### INSTRUCTIONS TO FOLLOW
Return all lines in the data where the string "tương" can be found.

### DATA FOR PROCESSING
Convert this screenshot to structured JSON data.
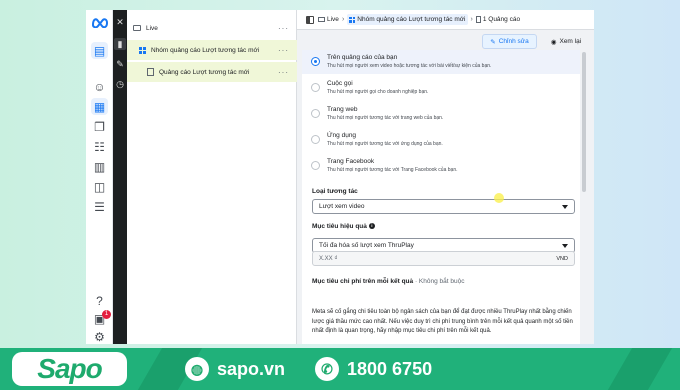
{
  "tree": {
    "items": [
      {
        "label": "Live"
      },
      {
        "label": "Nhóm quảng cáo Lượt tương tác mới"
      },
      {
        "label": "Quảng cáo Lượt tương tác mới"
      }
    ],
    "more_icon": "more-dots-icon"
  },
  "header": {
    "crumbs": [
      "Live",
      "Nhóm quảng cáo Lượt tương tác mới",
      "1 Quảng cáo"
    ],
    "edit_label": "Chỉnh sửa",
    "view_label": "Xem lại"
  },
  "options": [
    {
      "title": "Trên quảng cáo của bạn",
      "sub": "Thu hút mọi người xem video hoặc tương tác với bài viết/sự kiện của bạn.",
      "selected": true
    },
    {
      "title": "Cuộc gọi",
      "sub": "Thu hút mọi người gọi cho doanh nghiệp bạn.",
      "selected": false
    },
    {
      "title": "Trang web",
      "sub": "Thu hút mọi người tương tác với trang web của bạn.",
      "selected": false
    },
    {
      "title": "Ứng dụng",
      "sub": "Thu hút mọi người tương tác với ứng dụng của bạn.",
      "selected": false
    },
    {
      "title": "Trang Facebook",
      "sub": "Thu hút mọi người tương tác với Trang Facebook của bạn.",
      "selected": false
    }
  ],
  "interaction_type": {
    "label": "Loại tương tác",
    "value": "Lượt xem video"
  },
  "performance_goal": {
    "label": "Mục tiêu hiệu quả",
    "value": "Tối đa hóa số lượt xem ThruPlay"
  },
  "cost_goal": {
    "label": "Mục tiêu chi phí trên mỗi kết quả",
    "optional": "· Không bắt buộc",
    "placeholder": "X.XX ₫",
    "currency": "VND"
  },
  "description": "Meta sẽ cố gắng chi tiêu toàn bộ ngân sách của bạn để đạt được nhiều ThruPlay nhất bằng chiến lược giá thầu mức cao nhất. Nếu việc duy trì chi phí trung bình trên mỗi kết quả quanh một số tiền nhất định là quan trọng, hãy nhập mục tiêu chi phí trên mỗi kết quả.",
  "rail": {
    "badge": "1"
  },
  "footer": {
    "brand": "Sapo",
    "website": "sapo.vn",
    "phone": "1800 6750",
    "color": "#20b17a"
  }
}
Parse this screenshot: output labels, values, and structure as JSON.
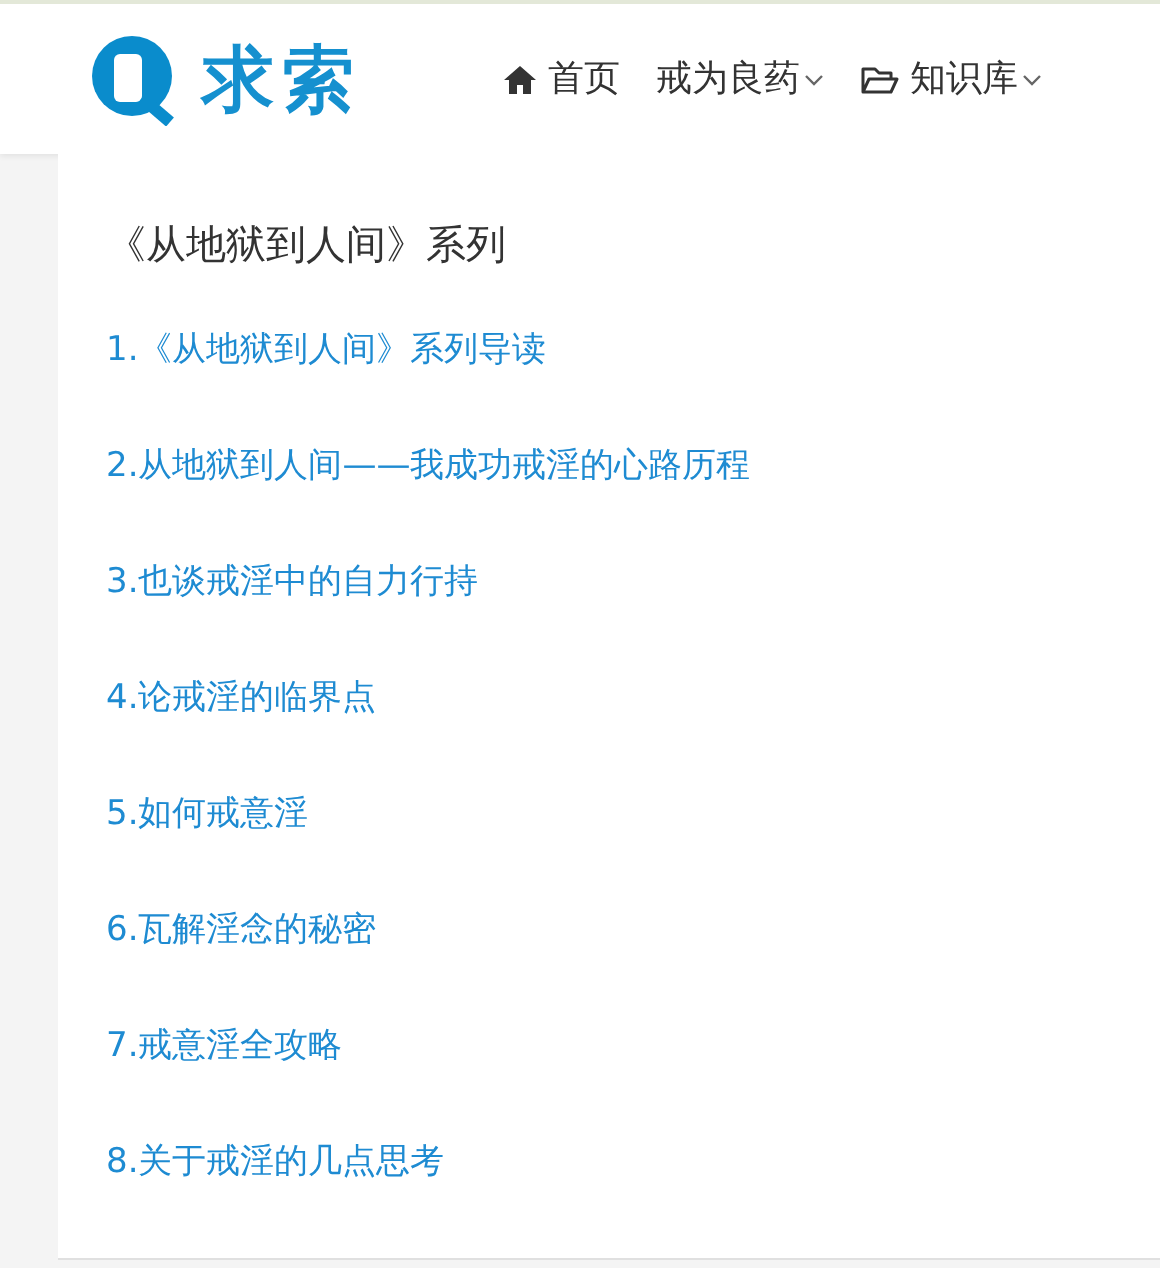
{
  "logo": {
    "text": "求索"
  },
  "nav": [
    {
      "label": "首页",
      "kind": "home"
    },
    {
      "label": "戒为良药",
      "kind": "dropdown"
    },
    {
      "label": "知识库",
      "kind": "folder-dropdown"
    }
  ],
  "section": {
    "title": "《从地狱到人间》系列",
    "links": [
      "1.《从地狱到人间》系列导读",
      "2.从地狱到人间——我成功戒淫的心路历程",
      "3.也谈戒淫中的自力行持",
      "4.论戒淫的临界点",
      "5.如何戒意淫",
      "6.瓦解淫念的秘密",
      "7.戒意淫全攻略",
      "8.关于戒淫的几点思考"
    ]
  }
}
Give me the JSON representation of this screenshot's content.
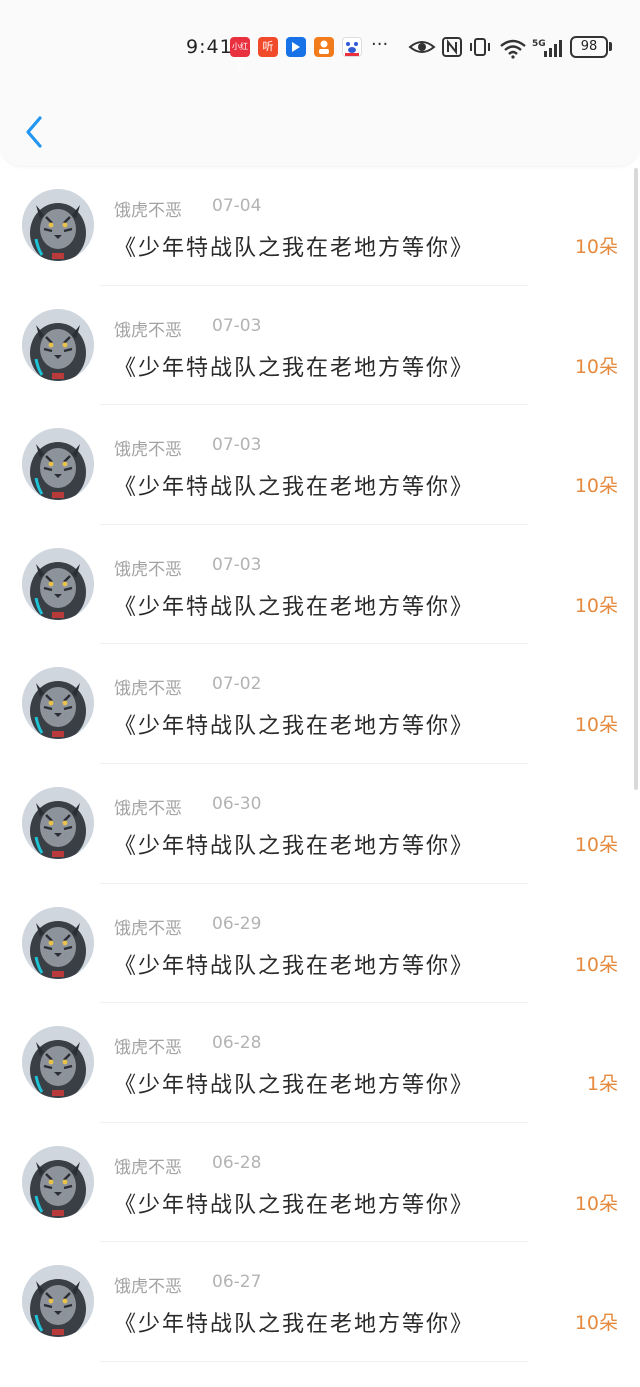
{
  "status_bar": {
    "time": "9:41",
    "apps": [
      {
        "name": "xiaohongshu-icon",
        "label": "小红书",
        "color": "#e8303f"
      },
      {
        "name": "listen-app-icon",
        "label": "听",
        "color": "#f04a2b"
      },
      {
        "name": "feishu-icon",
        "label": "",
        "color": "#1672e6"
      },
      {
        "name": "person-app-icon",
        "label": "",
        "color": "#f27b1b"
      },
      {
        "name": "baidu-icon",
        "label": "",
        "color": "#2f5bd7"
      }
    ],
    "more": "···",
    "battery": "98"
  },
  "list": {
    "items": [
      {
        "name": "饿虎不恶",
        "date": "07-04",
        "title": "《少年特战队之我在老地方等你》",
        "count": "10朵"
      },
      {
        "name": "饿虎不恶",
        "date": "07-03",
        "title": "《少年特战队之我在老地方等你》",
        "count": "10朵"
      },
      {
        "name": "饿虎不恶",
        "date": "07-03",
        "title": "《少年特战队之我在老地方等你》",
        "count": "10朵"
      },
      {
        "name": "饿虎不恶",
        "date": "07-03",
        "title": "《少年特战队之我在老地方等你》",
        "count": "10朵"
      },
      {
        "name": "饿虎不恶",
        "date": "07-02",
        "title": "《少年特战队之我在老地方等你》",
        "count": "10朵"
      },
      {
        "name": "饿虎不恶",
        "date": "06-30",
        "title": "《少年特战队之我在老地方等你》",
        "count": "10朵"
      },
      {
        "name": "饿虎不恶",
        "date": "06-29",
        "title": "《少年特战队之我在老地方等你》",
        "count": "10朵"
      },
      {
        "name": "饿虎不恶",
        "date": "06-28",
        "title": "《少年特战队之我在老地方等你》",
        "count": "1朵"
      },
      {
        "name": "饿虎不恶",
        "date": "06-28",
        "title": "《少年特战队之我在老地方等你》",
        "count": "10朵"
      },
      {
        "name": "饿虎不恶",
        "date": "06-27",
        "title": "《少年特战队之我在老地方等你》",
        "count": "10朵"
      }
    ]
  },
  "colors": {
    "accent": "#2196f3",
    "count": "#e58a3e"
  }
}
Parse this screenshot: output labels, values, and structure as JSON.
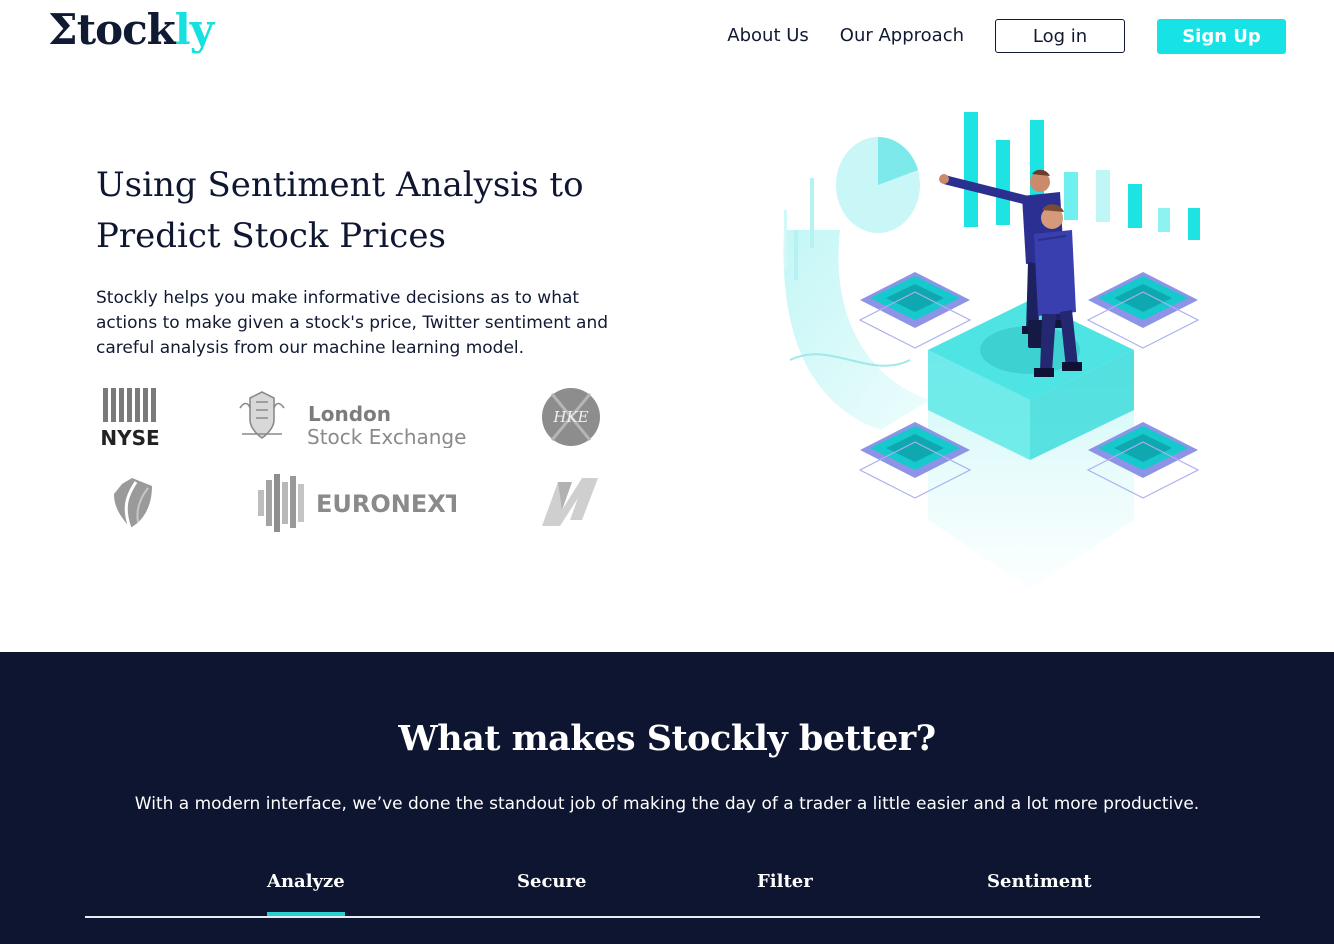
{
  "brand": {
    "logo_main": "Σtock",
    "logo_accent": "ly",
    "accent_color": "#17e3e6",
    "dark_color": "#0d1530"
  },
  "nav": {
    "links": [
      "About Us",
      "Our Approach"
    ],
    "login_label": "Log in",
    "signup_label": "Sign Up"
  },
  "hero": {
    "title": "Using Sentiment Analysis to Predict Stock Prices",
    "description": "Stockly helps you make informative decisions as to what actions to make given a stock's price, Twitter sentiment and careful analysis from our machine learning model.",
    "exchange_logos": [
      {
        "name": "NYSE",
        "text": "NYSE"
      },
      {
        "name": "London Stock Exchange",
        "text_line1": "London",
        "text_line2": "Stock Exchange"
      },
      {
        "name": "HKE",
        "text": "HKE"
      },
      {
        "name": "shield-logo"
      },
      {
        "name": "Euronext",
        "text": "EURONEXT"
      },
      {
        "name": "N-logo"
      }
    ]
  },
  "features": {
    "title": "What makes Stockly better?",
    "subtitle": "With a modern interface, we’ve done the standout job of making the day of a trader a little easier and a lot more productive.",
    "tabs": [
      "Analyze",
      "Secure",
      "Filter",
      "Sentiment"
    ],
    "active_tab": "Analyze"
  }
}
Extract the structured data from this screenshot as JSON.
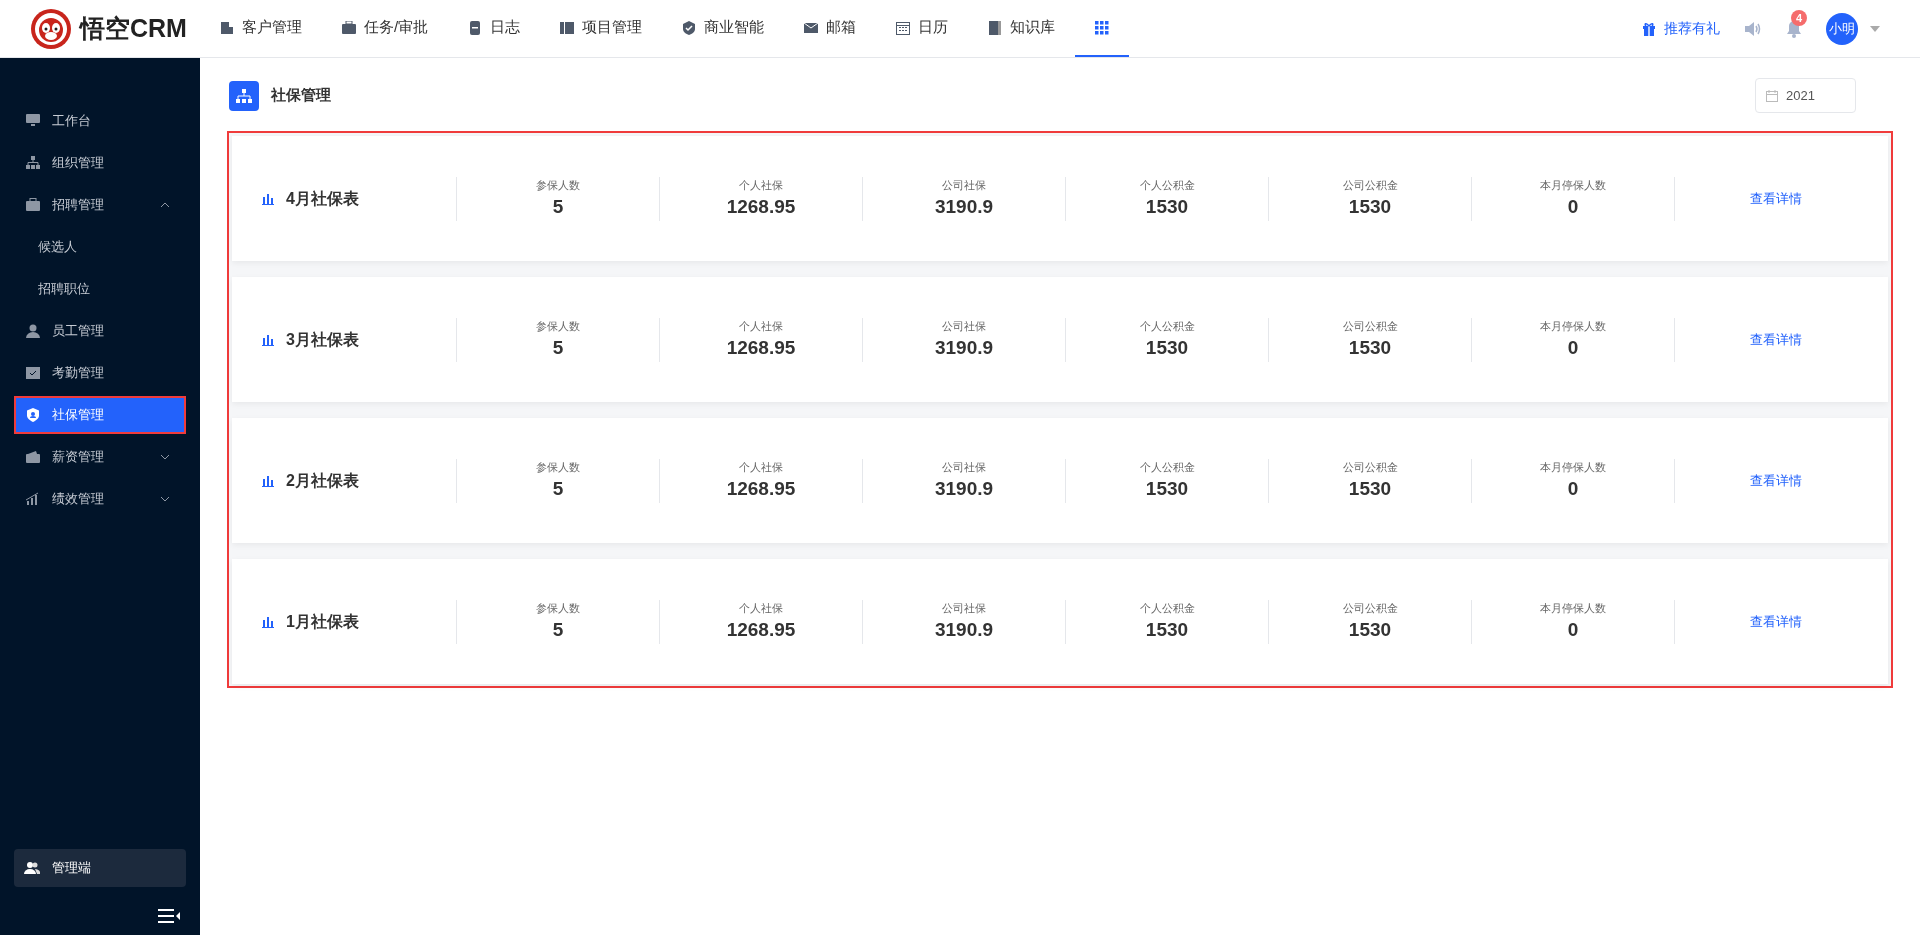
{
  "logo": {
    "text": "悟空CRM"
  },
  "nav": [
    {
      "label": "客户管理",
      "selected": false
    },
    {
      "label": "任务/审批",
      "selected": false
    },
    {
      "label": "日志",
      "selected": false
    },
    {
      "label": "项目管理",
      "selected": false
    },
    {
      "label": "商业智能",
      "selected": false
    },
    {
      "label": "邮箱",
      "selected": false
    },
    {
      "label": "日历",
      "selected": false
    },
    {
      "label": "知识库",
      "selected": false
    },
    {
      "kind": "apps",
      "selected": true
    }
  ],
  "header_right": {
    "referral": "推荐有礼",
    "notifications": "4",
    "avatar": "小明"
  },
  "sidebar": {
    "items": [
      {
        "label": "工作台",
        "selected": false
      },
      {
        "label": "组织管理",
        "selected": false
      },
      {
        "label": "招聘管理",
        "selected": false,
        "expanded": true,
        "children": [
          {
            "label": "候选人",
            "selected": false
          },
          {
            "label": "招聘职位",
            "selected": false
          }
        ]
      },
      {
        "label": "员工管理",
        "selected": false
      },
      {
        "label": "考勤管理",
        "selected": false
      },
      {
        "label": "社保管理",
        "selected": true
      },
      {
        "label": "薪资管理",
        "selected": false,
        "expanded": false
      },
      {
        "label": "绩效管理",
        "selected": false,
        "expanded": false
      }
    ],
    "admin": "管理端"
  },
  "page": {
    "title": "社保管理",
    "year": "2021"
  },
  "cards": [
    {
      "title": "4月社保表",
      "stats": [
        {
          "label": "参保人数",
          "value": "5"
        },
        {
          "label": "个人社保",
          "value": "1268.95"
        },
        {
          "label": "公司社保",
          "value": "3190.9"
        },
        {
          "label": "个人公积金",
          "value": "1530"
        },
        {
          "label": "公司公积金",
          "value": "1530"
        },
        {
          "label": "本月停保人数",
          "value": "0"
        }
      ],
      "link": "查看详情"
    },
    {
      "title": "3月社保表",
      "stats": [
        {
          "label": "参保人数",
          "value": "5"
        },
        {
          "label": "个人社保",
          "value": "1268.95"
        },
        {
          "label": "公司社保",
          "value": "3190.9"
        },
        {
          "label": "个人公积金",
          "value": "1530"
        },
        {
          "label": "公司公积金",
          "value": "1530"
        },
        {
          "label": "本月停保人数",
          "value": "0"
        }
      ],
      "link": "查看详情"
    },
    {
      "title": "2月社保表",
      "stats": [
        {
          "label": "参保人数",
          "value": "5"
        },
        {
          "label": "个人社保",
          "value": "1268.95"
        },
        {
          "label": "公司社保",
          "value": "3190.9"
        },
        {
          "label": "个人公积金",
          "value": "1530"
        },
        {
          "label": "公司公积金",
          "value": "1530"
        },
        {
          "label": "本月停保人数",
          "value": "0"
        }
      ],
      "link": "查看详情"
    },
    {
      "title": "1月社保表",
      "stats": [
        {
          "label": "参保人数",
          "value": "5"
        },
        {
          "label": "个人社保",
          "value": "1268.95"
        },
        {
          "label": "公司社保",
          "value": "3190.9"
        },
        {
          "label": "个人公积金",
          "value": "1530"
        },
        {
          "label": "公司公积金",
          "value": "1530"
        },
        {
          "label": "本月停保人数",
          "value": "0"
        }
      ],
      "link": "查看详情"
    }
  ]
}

### WORKED SOLUTION
        "label": "Nhóm quảng cáo Lượt tương tác mới"
        "label": "Quảng cáo Lượt tương tác mới"
      "Nhóm quảng cáo Lượt tương tác mới",
      "sub": "Thu hút mọi người xem video hoặc tương tác với bài viết/sự kiện của bạn.",
      "sub": "Thu hút mọi người tương tác với trang web của bạn.",
      "sub": "Thu hút mọi người tương tác với ứng dụng của bạn.",
      "sub": "Thu hút mọi người tương tác với Trang Facebook của bạn.",
    "label": "Loại tương tác",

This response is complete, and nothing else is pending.